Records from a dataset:
---------------
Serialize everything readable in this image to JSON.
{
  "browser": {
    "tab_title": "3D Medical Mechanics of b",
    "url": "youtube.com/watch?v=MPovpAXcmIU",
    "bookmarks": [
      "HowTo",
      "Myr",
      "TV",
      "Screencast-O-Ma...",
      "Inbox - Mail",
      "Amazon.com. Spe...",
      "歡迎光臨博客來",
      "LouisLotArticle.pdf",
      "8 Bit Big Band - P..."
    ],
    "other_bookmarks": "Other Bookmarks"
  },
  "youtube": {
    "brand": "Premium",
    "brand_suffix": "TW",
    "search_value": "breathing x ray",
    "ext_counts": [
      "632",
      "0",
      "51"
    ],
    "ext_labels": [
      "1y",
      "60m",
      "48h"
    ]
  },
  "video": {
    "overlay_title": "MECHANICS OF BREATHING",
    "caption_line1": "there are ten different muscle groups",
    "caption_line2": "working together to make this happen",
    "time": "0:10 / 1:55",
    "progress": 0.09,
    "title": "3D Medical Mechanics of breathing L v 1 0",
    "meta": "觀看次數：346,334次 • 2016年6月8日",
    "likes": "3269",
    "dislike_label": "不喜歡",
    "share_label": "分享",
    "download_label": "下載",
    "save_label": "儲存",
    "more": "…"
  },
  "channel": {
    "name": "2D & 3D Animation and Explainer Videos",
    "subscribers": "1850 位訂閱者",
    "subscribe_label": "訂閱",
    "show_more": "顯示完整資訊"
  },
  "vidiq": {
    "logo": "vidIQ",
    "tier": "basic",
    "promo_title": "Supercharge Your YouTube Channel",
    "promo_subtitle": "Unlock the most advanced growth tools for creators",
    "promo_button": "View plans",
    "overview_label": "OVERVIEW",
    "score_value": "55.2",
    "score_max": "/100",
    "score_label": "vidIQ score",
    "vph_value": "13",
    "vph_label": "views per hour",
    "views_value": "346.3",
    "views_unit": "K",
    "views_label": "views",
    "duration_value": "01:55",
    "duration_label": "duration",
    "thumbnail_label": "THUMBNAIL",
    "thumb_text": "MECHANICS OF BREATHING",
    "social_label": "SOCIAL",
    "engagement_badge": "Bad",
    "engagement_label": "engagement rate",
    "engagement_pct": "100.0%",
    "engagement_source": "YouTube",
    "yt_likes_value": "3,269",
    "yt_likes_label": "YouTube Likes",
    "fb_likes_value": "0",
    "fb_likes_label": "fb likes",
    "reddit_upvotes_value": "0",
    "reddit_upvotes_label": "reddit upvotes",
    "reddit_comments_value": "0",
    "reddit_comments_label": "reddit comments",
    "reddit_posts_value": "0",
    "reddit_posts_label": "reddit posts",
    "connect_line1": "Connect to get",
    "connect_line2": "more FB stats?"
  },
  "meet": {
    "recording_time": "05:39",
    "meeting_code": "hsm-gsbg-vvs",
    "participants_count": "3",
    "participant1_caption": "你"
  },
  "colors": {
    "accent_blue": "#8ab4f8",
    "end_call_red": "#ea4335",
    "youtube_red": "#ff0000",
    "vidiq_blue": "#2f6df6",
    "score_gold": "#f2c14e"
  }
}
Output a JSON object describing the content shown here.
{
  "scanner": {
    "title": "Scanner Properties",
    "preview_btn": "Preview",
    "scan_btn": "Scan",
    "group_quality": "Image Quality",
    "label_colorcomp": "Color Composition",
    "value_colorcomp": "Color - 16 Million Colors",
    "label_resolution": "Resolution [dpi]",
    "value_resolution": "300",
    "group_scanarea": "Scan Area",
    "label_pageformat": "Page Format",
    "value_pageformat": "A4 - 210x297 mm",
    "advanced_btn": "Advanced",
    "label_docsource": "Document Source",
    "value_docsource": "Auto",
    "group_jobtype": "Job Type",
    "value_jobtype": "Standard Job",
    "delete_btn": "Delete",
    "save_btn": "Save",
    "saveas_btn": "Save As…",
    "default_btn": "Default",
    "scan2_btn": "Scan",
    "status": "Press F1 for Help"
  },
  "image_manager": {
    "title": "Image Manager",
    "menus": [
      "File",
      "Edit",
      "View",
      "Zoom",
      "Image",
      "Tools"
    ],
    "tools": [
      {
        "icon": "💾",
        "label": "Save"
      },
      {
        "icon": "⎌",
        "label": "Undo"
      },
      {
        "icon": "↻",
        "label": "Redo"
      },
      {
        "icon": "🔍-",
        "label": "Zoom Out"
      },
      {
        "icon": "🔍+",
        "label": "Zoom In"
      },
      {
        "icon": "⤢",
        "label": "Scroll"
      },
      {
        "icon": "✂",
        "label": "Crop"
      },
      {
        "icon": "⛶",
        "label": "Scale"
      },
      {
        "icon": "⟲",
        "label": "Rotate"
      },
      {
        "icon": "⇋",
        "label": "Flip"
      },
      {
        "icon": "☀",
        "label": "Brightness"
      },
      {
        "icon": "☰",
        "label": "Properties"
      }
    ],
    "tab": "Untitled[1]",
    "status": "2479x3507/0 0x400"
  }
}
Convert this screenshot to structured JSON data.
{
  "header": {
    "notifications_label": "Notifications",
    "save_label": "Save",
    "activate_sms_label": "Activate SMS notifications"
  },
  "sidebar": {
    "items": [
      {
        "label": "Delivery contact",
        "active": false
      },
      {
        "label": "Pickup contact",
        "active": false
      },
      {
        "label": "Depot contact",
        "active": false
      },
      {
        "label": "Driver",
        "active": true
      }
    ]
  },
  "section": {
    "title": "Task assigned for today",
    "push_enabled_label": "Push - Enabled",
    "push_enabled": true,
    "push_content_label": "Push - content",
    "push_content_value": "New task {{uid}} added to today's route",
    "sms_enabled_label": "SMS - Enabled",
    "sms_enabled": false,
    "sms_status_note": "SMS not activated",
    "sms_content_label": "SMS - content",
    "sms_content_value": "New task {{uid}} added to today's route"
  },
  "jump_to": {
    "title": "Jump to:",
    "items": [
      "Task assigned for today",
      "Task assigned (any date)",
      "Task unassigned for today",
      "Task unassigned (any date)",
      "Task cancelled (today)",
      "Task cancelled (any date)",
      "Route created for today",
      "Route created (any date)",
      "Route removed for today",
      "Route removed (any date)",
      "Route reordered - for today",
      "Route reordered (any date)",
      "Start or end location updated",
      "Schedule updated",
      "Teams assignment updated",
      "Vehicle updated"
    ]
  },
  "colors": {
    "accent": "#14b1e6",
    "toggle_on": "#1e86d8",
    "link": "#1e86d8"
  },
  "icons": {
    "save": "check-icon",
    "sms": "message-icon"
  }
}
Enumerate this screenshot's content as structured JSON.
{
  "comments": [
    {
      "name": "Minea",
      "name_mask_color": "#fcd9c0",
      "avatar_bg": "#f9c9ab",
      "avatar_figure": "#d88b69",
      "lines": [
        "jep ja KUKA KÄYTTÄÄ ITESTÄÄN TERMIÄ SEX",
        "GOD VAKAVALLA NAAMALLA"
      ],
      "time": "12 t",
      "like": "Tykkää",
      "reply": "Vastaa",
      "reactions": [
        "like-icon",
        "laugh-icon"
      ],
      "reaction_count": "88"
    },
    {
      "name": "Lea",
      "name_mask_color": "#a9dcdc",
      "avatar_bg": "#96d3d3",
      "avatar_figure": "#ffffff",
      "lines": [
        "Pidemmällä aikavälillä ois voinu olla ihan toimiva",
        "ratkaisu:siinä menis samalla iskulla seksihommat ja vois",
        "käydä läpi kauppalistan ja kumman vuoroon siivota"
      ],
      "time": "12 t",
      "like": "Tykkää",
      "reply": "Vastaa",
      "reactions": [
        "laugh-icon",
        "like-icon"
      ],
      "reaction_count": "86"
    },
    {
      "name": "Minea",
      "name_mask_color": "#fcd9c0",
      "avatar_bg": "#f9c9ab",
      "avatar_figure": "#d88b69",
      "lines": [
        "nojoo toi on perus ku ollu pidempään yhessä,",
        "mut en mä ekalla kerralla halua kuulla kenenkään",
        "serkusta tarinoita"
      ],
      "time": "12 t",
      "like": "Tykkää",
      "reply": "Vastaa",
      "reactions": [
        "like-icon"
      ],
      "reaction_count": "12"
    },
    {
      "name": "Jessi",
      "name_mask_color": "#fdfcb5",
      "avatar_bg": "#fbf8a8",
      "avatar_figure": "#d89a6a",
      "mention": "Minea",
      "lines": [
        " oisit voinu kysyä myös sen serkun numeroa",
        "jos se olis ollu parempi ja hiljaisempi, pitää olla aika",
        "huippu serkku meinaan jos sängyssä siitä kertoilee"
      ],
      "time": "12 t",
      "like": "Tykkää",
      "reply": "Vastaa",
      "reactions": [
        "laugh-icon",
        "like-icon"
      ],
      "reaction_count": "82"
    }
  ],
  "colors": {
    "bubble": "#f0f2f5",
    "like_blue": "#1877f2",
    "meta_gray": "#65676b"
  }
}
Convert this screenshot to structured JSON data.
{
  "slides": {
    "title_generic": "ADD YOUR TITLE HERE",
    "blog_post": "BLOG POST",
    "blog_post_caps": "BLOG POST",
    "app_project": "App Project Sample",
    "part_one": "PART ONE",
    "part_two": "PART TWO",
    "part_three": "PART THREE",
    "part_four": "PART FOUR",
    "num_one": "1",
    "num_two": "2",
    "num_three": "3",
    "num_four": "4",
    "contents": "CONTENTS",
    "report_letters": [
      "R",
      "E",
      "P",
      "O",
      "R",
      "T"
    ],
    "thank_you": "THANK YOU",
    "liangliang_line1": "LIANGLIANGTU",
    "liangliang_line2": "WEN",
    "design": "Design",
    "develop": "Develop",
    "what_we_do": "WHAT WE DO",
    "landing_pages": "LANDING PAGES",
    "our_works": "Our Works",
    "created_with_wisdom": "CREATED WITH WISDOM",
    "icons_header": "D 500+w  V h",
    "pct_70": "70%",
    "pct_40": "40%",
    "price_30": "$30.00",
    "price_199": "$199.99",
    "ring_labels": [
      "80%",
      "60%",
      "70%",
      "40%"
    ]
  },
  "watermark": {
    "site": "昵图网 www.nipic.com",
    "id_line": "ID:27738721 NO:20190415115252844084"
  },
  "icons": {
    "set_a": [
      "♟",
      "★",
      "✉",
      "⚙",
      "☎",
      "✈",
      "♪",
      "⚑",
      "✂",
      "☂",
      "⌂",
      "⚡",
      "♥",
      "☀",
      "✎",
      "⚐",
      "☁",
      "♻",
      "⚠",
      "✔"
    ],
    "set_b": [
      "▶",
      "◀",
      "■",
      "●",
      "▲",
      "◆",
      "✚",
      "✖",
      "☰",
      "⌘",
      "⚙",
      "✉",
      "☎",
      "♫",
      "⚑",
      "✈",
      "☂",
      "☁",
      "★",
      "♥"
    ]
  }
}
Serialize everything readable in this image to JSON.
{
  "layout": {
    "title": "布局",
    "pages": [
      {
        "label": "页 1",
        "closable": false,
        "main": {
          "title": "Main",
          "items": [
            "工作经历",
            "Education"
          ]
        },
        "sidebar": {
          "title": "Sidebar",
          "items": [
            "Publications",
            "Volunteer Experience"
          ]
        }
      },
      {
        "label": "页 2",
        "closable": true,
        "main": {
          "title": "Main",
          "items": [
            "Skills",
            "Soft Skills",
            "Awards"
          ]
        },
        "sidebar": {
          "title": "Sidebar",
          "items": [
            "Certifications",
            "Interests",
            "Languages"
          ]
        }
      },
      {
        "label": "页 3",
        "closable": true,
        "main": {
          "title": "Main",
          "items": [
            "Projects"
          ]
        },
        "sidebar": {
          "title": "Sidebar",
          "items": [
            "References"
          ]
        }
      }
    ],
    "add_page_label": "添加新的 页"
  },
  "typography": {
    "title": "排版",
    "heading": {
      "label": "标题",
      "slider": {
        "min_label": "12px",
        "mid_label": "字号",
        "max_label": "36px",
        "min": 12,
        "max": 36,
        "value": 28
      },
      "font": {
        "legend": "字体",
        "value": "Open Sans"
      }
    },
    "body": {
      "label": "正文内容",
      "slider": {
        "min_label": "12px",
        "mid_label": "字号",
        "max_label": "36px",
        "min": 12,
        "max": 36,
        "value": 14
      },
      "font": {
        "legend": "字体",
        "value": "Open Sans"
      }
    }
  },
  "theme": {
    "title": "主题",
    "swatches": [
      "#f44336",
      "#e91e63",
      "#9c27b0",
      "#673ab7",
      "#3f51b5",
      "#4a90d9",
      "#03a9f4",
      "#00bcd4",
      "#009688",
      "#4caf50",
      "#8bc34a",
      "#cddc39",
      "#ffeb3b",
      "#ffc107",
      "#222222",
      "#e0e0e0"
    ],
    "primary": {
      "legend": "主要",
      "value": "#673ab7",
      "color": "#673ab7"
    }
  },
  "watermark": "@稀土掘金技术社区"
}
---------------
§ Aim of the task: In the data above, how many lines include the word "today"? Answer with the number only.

§ Result for this task: 9